ENG 462 Cr.3
Seminar in British Literature
A seminar in British literature which involves advanced study of major British authors, works, genres and sub-genres, techniques and styles. The seminar may explore a particular literary/aesthetic development or idea, trace its roots in the past and examine its relevance to the present. With a change in emphasis, the seminar may center on several major movements and representative authors across time studied in light of historical contexts and/or from the analytic and aesthetic perspectives provided by contemporary developments in literary and critical theory. Students in the seminar are expected to engage in independent reading and research. Repeatable for credit - maximum six. No more than three credits may be applied to an English major or minor. Prerequisite: three credits in 200 level English courses. Offered Occasionally.
ENG 470 Cr.3
Seminar in American Literature
A seminar in American literature, chosen from 17th century to the present, including American colonial culture and not strictly bounded by the borders of present-day United States; advanced study of author(s), works, genres and sub-genres, techniques and styles, theme or setting, and more. With change in emphasis and instructor, the seminar could present an historical development or an intense focus on a particular subject. Students are expected to engage in extensive independent reading and research, as well as presentation of research findings to class and moderating further discussion. Repeatable for credit - maximum six. No more than three credits may be applied to an English major or minor. Prerequisite: three credits in 200 level English courses. Offered Occasionally.
ENG 481 Cr.3
Seminar in Literature and Culture

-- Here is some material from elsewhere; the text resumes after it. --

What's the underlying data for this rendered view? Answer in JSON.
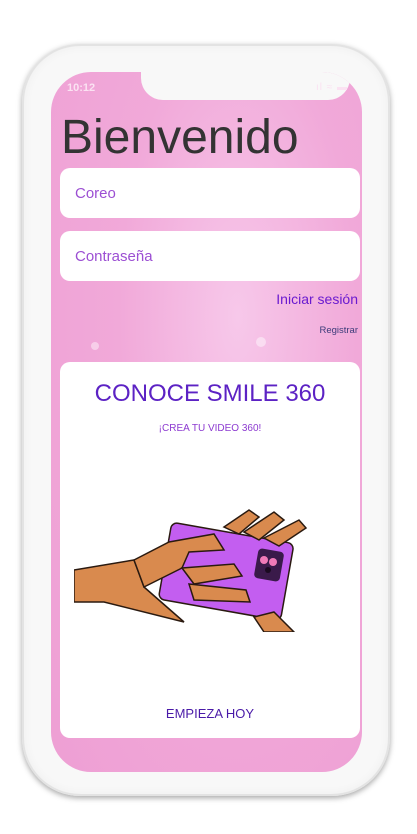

Advanced study of literature within a focused cultural context. Emphases might include literatures of particular ethnic cultures; transnational or regional literatures; literatures of identity; and cultural studies approaches to other literary topics. Focus will vary with instructor. Repeatable for credit - maximum six. No more than three credits may be applied to an English major or minor. Prerequisite: three credits in a 200-level English literature course. Offered Occasionally.
ENG 497 Cr.3
Seminar in Writing and Rhetoric Studies
A seminar for advanced study in composition and rhetoric. Topics will vary according to the instructor. For the current content, consult instructor or department chair. Repeatable for credit - maximum six. No more than three credits may be applied to an English major or minor. Prerequisite: ENG 333; junior standing. Offered Fall, Spring.